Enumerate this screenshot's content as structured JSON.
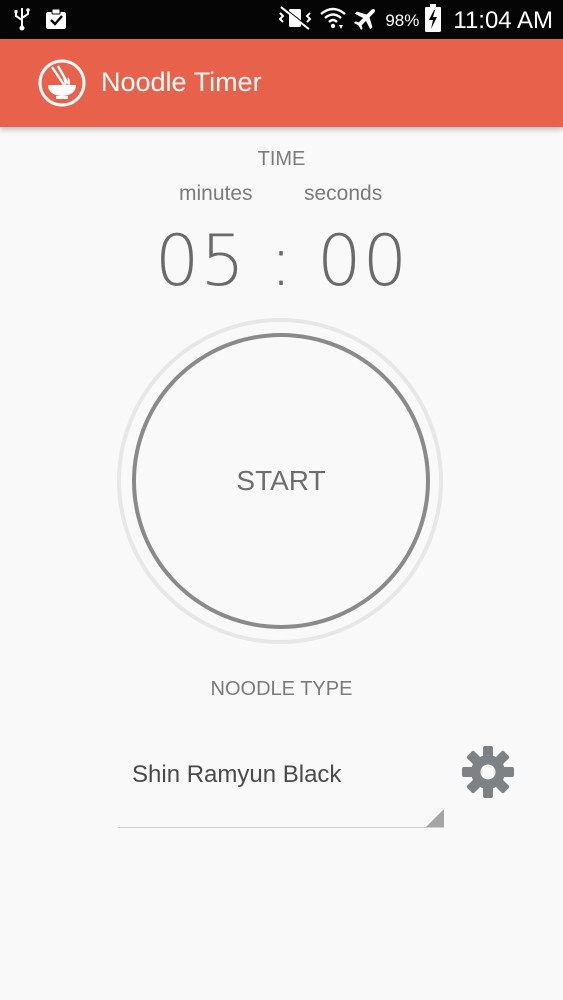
{
  "status_bar": {
    "battery_percent": "98%",
    "time": "11:04 AM",
    "icons": [
      "usb-icon",
      "clipboard-check-icon",
      "mute-vibrate-icon",
      "wifi-icon",
      "airplane-icon",
      "battery-charging-icon"
    ]
  },
  "app_bar": {
    "title": "Noodle Timer",
    "background_color": "#e8614a",
    "logo_icon": "noodle-bowl-icon"
  },
  "timer": {
    "section_label": "TIME",
    "minutes_label": "minutes",
    "seconds_label": "seconds",
    "display": "05 : 00"
  },
  "start_button": {
    "label": "START"
  },
  "noodle": {
    "section_label": "NOODLE TYPE",
    "selected": "Shin Ramyun Black",
    "settings_icon": "gear-icon"
  }
}
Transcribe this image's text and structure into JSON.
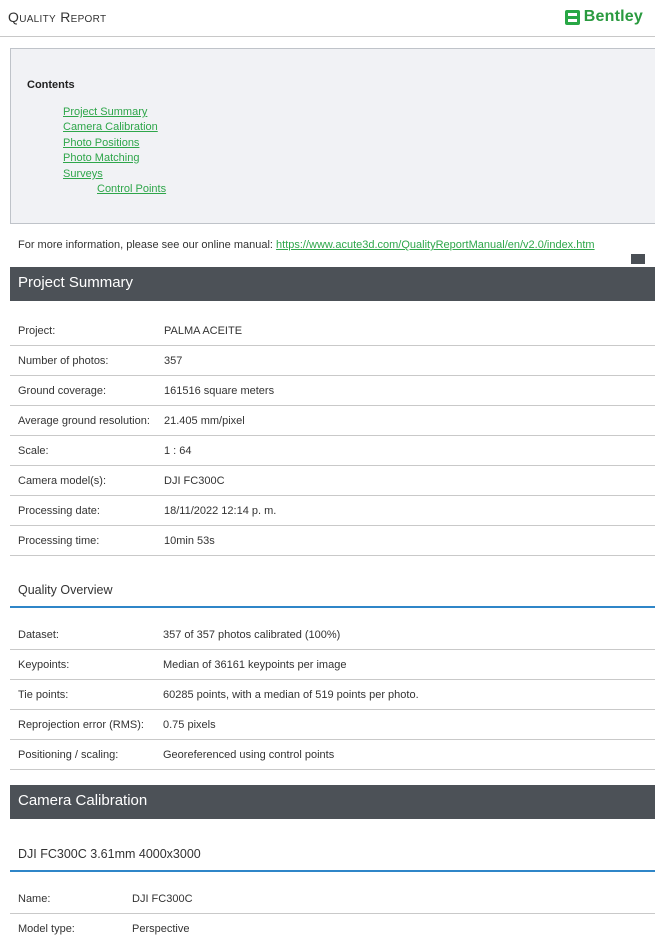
{
  "header": {
    "title": "Quality Report",
    "logo_text": "Bentley"
  },
  "contents": {
    "title": "Contents",
    "links": [
      "Project Summary",
      "Camera Calibration",
      "Photo Positions",
      "Photo Matching",
      "Surveys",
      "Control Points"
    ]
  },
  "info": {
    "text": "For more information, please see our online manual: ",
    "link": "https://www.acute3d.com/QualityReportManual/en/v2.0/index.htm"
  },
  "project_summary": {
    "title": "Project Summary",
    "rows": [
      {
        "label": "Project:",
        "value": "PALMA ACEITE"
      },
      {
        "label": "Number of photos:",
        "value": "357"
      },
      {
        "label": "Ground coverage:",
        "value": "161516 square meters"
      },
      {
        "label": "Average ground resolution:",
        "value": "21.405 mm/pixel"
      },
      {
        "label": "Scale:",
        "value": "1 : 64"
      },
      {
        "label": "Camera model(s):",
        "value": "DJI FC300C"
      },
      {
        "label": "Processing date:",
        "value": "18/11/2022 12:14 p. m."
      },
      {
        "label": "Processing time:",
        "value": "10min 53s"
      }
    ]
  },
  "quality_overview": {
    "title": "Quality Overview",
    "rows": [
      {
        "label": "Dataset:",
        "value": "357 of 357 photos calibrated (100%)"
      },
      {
        "label": "Keypoints:",
        "value": "Median of 36161 keypoints per image"
      },
      {
        "label": "Tie points:",
        "value": "60285 points, with a median of 519 points per photo."
      },
      {
        "label": "Reprojection error (RMS):",
        "value": "0.75 pixels"
      },
      {
        "label": "Positioning / scaling:",
        "value": "Georeferenced using control points"
      }
    ]
  },
  "camera_calibration": {
    "title": "Camera Calibration",
    "camera_title": "DJI FC300C 3.61mm 4000x3000",
    "rows": [
      {
        "label": "Name:",
        "value": "DJI FC300C"
      },
      {
        "label": "Model type:",
        "value": "Perspective"
      }
    ]
  }
}
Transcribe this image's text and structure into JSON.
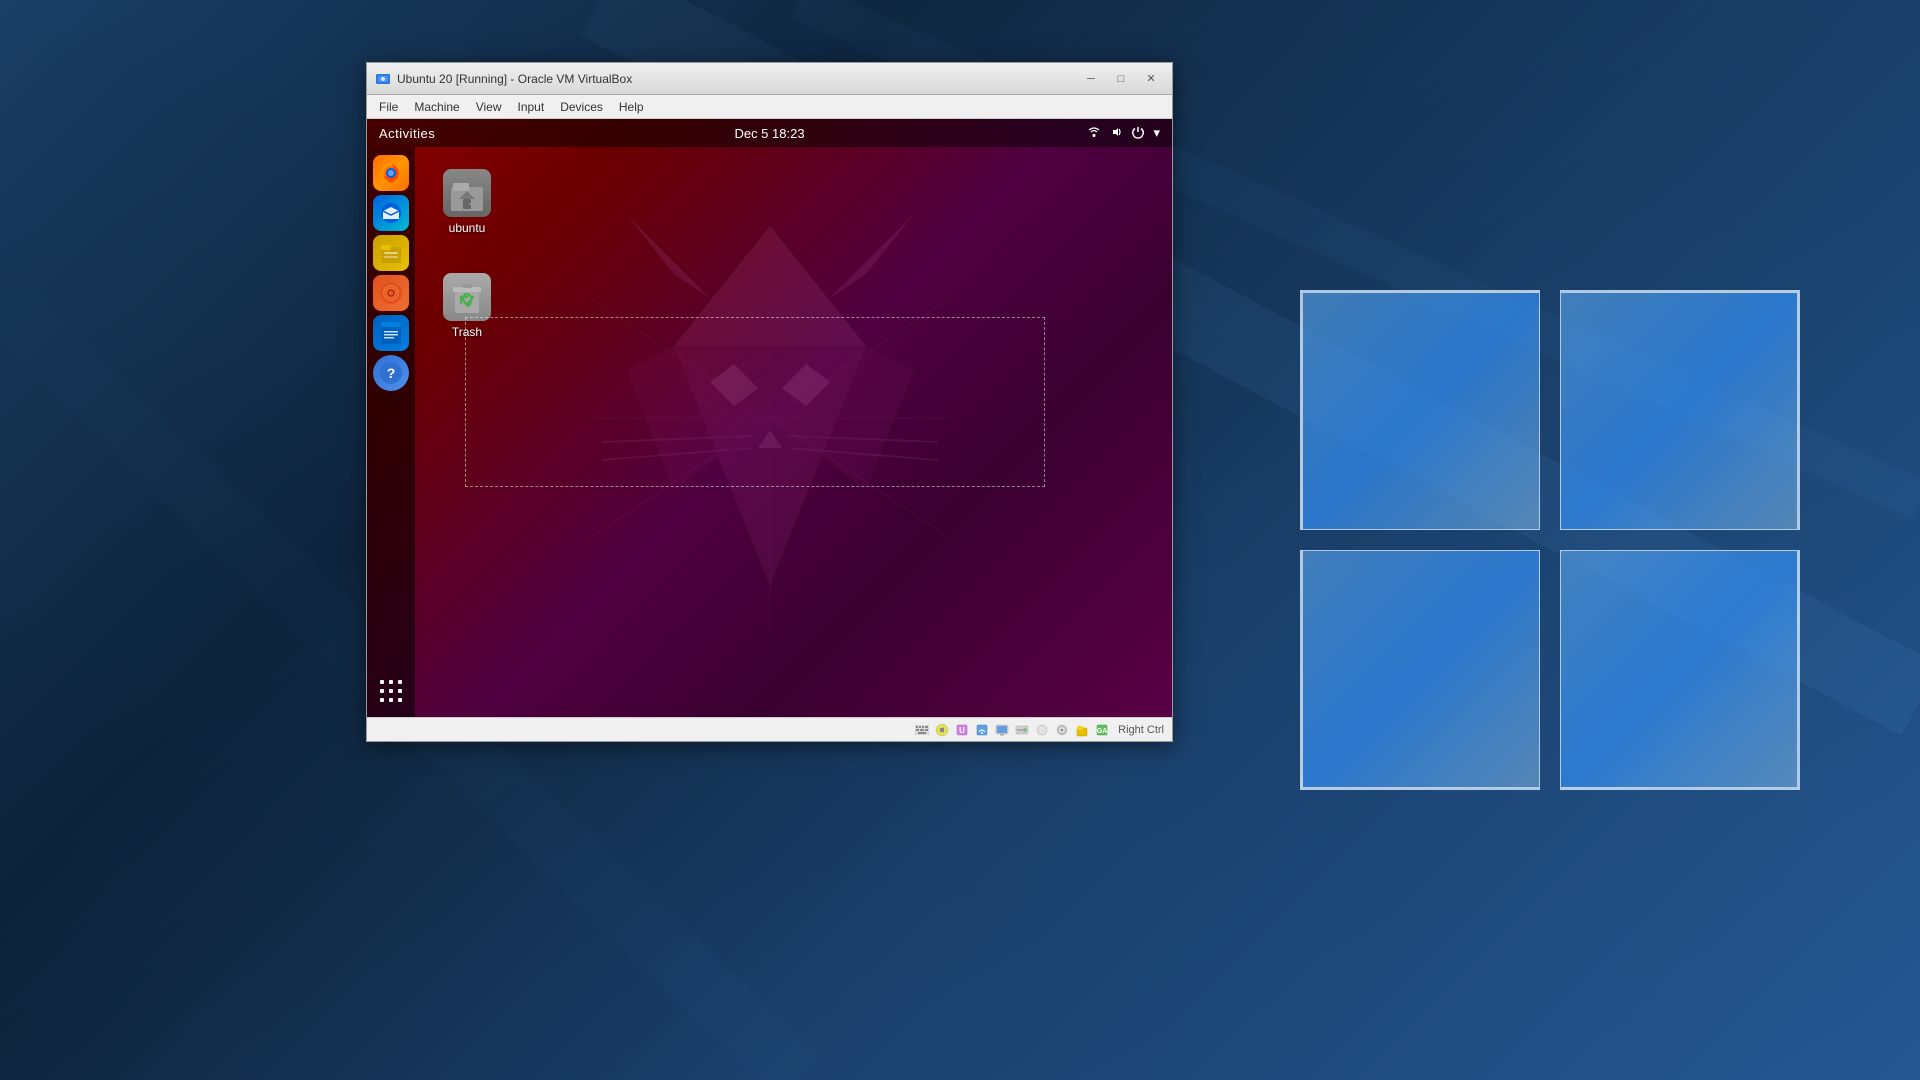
{
  "windows": {
    "bg_colors": [
      "#1a3a5c",
      "#0d2137",
      "#2a6aaa"
    ],
    "logo": {
      "pane_color": "rgba(100,180,255,0.7)"
    }
  },
  "vbox": {
    "title": "Ubuntu 20 [Running] - Oracle VM VirtualBox",
    "icon": "vbox-icon",
    "controls": {
      "minimize": "─",
      "maximize": "□",
      "close": "✕"
    },
    "menu": {
      "items": [
        "File",
        "Machine",
        "View",
        "Input",
        "Devices",
        "Help"
      ]
    },
    "statusbar": {
      "right_ctrl_label": "Right Ctrl"
    }
  },
  "ubuntu": {
    "topbar": {
      "activities": "Activities",
      "clock": "Dec 5  18:23",
      "icons": [
        "network",
        "sound",
        "power",
        "arrow"
      ]
    },
    "sidebar": {
      "apps": [
        {
          "name": "Firefox",
          "id": "firefox"
        },
        {
          "name": "Thunderbird",
          "id": "thunderbird"
        },
        {
          "name": "Files",
          "id": "files"
        },
        {
          "name": "Rhythmbox",
          "id": "rhythmbox"
        },
        {
          "name": "Writer",
          "id": "writer"
        },
        {
          "name": "Help",
          "id": "help"
        }
      ],
      "grid_label": "Show Applications"
    },
    "desktop": {
      "icons": [
        {
          "id": "home",
          "label": "ubuntu",
          "type": "home"
        },
        {
          "id": "trash",
          "label": "Trash",
          "type": "trash"
        }
      ]
    }
  }
}
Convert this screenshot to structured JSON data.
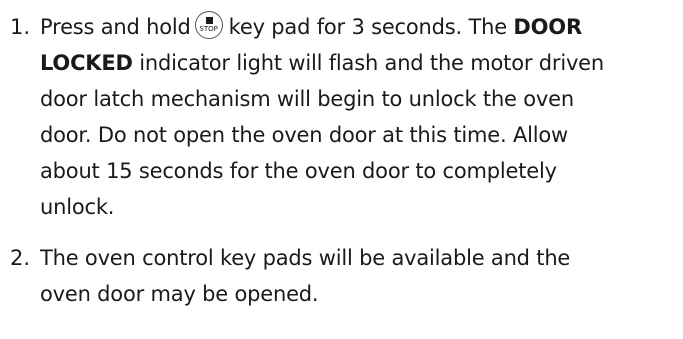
{
  "steps": [
    {
      "number": "1.",
      "line1_before_icon": "Press and hold",
      "icon_label": "STOP",
      "line1_after_icon": "key pad for 3 seconds. The ",
      "line1_bold": "DOOR",
      "line2_bold": "LOCKED",
      "line2_rest": " indicator light will flash and the motor driven",
      "line3": "door latch mechanism will begin to unlock the oven",
      "line4": "door. Do not open the oven door at this time. Allow",
      "line5": "about 15 seconds for the oven door to completely",
      "line6": "unlock."
    },
    {
      "number": "2.",
      "line1": "The oven control key pads will be available and the",
      "line2": "oven door may be opened."
    }
  ],
  "icons": {
    "stop_key": "stop-key-icon"
  }
}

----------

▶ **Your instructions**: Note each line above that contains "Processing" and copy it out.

▶ **Task answer**:
        "label": "Processing date:",
        "label": "Processing time:",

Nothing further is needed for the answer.